Dream Theater – Black Clouds & Silver Linings
This band is one of the most respected leaders in modern progressive metal. They are known most for their experimentation, length and speed. Therefore, this album has been one of the most anticipated albums from the band post their arguably well-accepted last release, Systematic Chaos in 2007.

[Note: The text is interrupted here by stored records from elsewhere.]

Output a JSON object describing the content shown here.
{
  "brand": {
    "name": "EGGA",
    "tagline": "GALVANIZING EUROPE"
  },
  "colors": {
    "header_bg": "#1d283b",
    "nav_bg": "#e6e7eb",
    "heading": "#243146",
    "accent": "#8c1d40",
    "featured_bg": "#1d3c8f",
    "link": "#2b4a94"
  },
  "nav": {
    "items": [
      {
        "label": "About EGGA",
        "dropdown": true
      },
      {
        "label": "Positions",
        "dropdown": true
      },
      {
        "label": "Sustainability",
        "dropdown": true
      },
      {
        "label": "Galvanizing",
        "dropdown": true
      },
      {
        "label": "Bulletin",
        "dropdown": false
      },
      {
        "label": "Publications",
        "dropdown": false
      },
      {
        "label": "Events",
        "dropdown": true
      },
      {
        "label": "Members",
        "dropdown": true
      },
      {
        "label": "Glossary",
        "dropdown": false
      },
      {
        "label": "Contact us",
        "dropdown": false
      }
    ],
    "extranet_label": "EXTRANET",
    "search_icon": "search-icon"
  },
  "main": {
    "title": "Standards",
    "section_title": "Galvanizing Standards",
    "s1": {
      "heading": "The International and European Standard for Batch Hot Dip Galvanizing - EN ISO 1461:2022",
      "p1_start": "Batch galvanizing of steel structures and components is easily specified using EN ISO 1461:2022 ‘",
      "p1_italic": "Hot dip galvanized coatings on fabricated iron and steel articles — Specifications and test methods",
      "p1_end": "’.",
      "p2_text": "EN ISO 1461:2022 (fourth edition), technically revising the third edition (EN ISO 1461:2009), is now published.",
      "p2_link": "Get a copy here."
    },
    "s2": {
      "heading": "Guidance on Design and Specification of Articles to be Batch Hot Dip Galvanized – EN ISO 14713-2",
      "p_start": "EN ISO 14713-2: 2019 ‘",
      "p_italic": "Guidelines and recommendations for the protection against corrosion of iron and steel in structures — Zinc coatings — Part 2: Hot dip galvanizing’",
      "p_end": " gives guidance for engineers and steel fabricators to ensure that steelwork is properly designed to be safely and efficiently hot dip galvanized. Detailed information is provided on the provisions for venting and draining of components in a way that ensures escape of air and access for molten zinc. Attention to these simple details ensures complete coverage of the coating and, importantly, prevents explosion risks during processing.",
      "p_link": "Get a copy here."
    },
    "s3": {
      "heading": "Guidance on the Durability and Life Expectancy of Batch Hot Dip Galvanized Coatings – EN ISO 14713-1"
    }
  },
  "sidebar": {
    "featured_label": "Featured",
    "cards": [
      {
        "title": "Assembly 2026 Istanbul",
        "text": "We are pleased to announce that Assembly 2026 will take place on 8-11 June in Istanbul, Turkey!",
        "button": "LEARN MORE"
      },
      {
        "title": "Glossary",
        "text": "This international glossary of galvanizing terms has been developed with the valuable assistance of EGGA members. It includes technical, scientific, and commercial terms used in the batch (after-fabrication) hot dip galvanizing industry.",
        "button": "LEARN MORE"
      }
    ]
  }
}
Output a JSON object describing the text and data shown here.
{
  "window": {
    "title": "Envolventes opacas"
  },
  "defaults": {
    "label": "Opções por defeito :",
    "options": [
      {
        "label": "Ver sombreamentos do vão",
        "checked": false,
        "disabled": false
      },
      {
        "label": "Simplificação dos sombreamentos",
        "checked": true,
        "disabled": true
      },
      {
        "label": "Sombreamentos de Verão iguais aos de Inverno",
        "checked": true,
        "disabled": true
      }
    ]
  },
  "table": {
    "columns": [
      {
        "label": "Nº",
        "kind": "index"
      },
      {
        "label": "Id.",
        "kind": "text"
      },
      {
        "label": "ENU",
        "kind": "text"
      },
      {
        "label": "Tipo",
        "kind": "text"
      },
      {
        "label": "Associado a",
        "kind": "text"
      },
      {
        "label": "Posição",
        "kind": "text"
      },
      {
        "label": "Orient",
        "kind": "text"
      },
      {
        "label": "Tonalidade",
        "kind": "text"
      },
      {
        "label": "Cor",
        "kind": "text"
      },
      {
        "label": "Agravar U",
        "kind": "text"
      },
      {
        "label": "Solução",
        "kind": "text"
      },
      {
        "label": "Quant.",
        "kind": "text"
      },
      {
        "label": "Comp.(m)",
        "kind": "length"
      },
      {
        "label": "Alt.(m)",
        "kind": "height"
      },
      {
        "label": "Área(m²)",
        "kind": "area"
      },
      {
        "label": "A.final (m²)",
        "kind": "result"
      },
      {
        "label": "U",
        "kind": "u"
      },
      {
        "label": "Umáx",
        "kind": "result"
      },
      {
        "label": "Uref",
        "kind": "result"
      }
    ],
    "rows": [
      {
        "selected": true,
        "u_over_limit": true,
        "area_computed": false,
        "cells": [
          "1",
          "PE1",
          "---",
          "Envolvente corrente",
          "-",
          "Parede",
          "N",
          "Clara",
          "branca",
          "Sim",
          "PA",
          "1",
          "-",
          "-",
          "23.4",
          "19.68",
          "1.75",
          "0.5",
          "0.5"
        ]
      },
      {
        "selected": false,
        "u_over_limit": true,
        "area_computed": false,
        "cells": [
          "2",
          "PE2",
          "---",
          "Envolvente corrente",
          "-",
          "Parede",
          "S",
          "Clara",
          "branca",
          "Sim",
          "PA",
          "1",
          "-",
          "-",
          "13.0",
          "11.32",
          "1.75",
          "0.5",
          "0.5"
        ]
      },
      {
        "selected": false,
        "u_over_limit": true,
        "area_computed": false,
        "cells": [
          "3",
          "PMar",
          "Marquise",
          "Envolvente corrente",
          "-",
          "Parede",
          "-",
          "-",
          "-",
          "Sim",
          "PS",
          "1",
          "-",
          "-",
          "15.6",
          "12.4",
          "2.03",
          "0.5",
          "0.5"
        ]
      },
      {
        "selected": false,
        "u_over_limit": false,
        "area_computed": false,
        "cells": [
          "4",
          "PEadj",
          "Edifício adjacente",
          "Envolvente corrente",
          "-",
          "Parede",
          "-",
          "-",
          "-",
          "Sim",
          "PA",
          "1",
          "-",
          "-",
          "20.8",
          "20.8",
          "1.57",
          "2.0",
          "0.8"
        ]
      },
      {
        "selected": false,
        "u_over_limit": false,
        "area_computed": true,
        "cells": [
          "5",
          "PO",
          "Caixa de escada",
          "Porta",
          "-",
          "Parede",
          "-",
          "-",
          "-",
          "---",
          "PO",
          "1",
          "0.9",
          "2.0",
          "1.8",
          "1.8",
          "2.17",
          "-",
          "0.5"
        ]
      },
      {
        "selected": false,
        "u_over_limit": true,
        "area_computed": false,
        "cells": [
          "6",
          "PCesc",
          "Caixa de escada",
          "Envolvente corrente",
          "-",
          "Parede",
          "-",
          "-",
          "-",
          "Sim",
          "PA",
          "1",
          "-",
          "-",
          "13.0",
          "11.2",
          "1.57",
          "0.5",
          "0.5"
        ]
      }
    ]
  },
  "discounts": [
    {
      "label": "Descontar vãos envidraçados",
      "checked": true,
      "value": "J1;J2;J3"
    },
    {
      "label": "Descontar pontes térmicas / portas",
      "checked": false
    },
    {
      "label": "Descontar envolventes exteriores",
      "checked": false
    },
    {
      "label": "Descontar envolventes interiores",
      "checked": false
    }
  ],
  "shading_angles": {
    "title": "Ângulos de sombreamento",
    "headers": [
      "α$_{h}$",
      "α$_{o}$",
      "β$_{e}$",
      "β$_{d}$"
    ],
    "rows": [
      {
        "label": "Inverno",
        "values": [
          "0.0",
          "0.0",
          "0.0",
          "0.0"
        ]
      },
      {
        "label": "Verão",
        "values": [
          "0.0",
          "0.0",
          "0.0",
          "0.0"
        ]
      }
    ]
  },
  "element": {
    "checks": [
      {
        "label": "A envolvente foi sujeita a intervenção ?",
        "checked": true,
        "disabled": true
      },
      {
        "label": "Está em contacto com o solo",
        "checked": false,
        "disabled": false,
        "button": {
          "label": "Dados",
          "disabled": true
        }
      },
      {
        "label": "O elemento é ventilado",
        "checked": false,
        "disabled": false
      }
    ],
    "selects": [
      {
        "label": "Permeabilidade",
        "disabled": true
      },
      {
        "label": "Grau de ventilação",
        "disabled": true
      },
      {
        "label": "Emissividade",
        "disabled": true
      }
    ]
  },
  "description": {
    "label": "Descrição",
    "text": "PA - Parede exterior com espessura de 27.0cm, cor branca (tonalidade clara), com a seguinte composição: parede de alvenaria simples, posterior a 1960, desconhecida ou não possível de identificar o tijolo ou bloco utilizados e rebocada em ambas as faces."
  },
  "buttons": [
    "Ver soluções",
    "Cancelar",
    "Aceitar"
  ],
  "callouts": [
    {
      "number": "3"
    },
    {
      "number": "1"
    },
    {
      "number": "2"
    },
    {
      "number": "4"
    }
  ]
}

This album seems like a response to a set of fans who demanded more aggression in DT’s albums. Hence, one can notice the band’s response. Still, the aggression isn’t assertive enough to be complemented with such a respected band. Sure, in the past two releases DT had been heavier than their previous releases, but they maintained the integrity of the band by drawing a line in disguise of their respect to the genre – progressive metal. This utmost zeal to quench their audience’s expectations or rather preferences makes bands to crack, if not breach the modern metal doctrine. And, this has an effect on the band’s integrity.
Undoubtedly, there is a lot of retro-vibe, the 80’s influence from Rush and Yes especially in a few vocal sections and quite a few of the instrumental sections. But, at the same time Rudess especially reminds us of the experimentation trend running through making the old vibe infuse with the new wave. But, in the song The best of times, one can unmistakably detect the 80’s vibe more than modernism. By the way, this song is a tribute to Portnoy’s father. Nevertheless, the distance from originality almost fails to impress. Otherwise, this is a good song.
Petrucci has delivered some decent solos dancing between flurry tempos and time signatures, but when the baton is passed on to Ruddess, one cannot help but question, “Umm, okay, that is nimble!, but, where is the soul?”. But, I guess, that will not be asked because most of the audience will exclaim, “That is cool, dude”. Huh!
Having written that, in A nightmare to remember the heavy riffs from the guitarist are intensified with the atmospheric touches by the keyboardist. Here is where, I loved the experimentation touch to the track. Portnoy has been criticised for his appalling growling vocals, yet he renders it in this track thereby affecting the otherwise good experience. Even shockingly annoying and sad is the unchanged manner of vocal delivery when the lyrics change to being happy.
Despite the catchy chorus in A rite of passage, the track turns extremely boring. It is because it is overtly simplistic, with a strong introduction and fairly decent solos. Also, after repeated listens, one shall suspect the disjoints in the song; as if the solos were added to create a balance between the fans who like DT’s singles and the ones who like DT’s long tracks.
The pop-ish feel rises to the brim in Wither; need I write more? It makes for a good power ballad though. The instrumentally strong A shattered fortress, is slightly let down by, if I may, the pseudo-growls by the vocalists in the band. Again, although The count of Tuscany is musically strong, the lyrics fail to justify the cause of the feel.
This album does not carry the originality, the strong song writing skills and the progressive sound that the band’s previous albums carried AKA this is not traditional DT. It is just an attempt to widen their appeal, increase their audience population and ultimately sell more records. This tries to impress the ones who love intelligent progressive songs and the ones who want to head bang and the ones who prefer catchy tunes. Umm, apart from impressing the progressive metal fans, this album manages to impress the rest. But, that very factor dents their integrity – this is a progressive metal band!
None of the highlights in the album (mentioned below) help sell or discard the record which makes it in a very doubtful position. However, sales are in the “success zone”, that might be because of a major shift in the age of the target audience; hmm, there is something to ponder about. Weak lyrics, overtly experimental instrumentals possibly implying their attempt to mask the lack of innovation, imitation of classic bands; do I still need to mention how I feel about this album? Although the aggression and the melody “may” be there, it is too melodic to border lining poppy; ahem, that is not good, be it progressive or just head banging metal.
To conclude, Wither is based upon Petrucci’s fear of writer’s block. It wouldn’t hurt to think the fear is evident via the overall poor lyrics in the album, would it?
Highlights of the album: A Rite Of Passage, A Nightmare To Remember, The Count Of Tuscany